UFC heavyweight Ciryl Gane believes it’s his time to get a shot at the heavyweight title, and he wouldn’t mind fighting his former teammate Francis Ngannou for the belt.

After dominating Alexander Volkov in the headliner of UFC Vegas 30, Gane said he’s willing to wait for a title opportunity — if there is one. Ngannou’s UFC title defense against Derrick Lewis isn’t officially set, though it’s reportedly being considered to take place in September.

That would put Gane on the shelf potentially for six to nine months depending on the outcome of the title fight and the condition of the winner. But the 31-year-old Frenchman said he could use a layoff to improve on himself and welcome a new baby into his family.

And if either Lewis or Ngannou gets injured, Gane is happy to step in.

“I think today I proved I don’t need another fight for a title shot,” Gane said. “So tomorrow, if the UFC wants to match me for the title shot, I’m ready.”

The winner of the heavyweight title also bears some significance for Gane, who used to be a training partner of Ngannou’s as they fought their way up the heavyweight ranks in MMA. Ngannou famously traveled from his native Cameroon and slept in a parking garage before finding the MMA Factory and coach Fernand Lopez.

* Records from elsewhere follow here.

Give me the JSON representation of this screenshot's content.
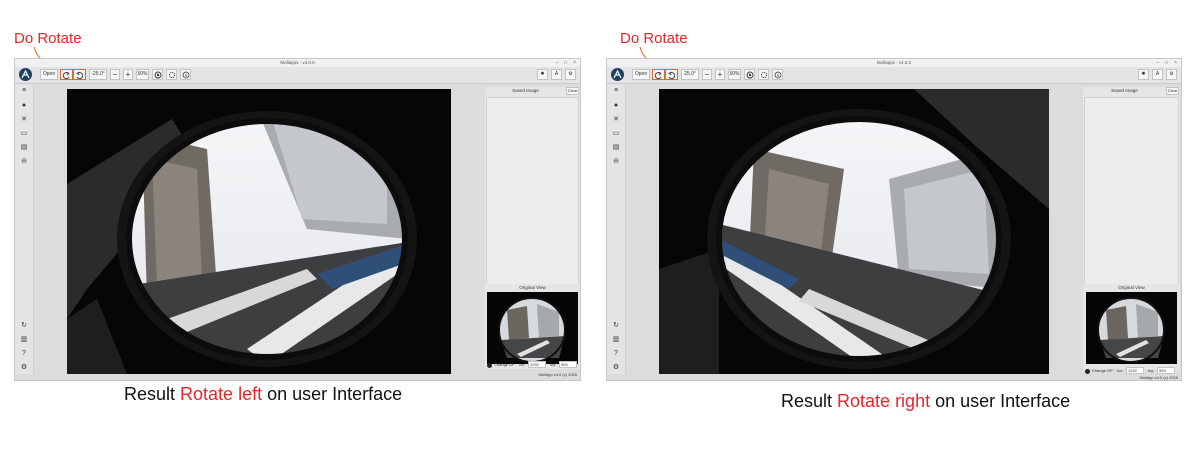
{
  "panels": [
    {
      "callout": "Do Rotate",
      "caption_prefix": "Result ",
      "caption_highlight": "Rotate left",
      "caption_suffix": " on user Interface",
      "window": {
        "title": "Mollapps - v4.0.0",
        "open_label": "Open",
        "angle_value": "-25.0°",
        "zoom_value": "50%",
        "saved_image_label": "Saved Image",
        "clear_label": "Clear",
        "original_view_label": "Original View",
        "change_dp_label": "Change DP",
        "icx_label": "Icx:",
        "icx_value": "1292",
        "icy_label": "Icy:",
        "icy_value": "959",
        "footer": "Moildpp v4.0 (c) 2025"
      },
      "highlighted_button": "rotate-left"
    },
    {
      "callout": "Do Rotate",
      "caption_prefix": "Result ",
      "caption_highlight": "Rotate right",
      "caption_suffix": " on user Interface",
      "window": {
        "title": "Mollapps - v4.0.0",
        "open_label": "Open",
        "angle_value": "25.0°",
        "zoom_value": "50%",
        "saved_image_label": "Saved Image",
        "clear_label": "Clear",
        "original_view_label": "Original View",
        "change_dp_label": "Change DP",
        "icx_label": "Icx:",
        "icx_value": "1292",
        "icy_label": "Icy:",
        "icy_value": "959",
        "footer": "Moildpp v4.0 (c) 2025"
      },
      "highlighted_button": "rotate-right"
    }
  ],
  "colors": {
    "callout": "#e8252a",
    "highlight_box": "#e0692d",
    "logo": "#1f3f63",
    "window_bg": "#dcdcde"
  }
}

Asked about how their sparring sessions went, Gane replied, “This man is really tough. It’s not a joke.”

But he saw no issues with fighting his former teammate, who eventually moved from Paris to the UFC Performance Institute and Xtreme Couture in Las Vegas.

“I’m comfortable about this matchup if this matchup is going to happen,” Gane said. “It was a shame before the title. Now, for the title, I’m really comfortable with this situation, because we’re not in the same gym. If we’re going to fight for the belt, this is beautiful for me, for him, for my coach, and the MMA Factory.”

Gane said it was Lopez that gave him the motivation to dominate Volkov over five rounds by declaring that the winner of the fight was the fighter willing to die in the cage. For critics who might complain that a finish once again eluded him, Gane said there was more than enough to celebrate.

“I kept focus on the target, and we knew what the target was: Make pressure, get inside, try to finish the fight like every time, and go to war,” he said.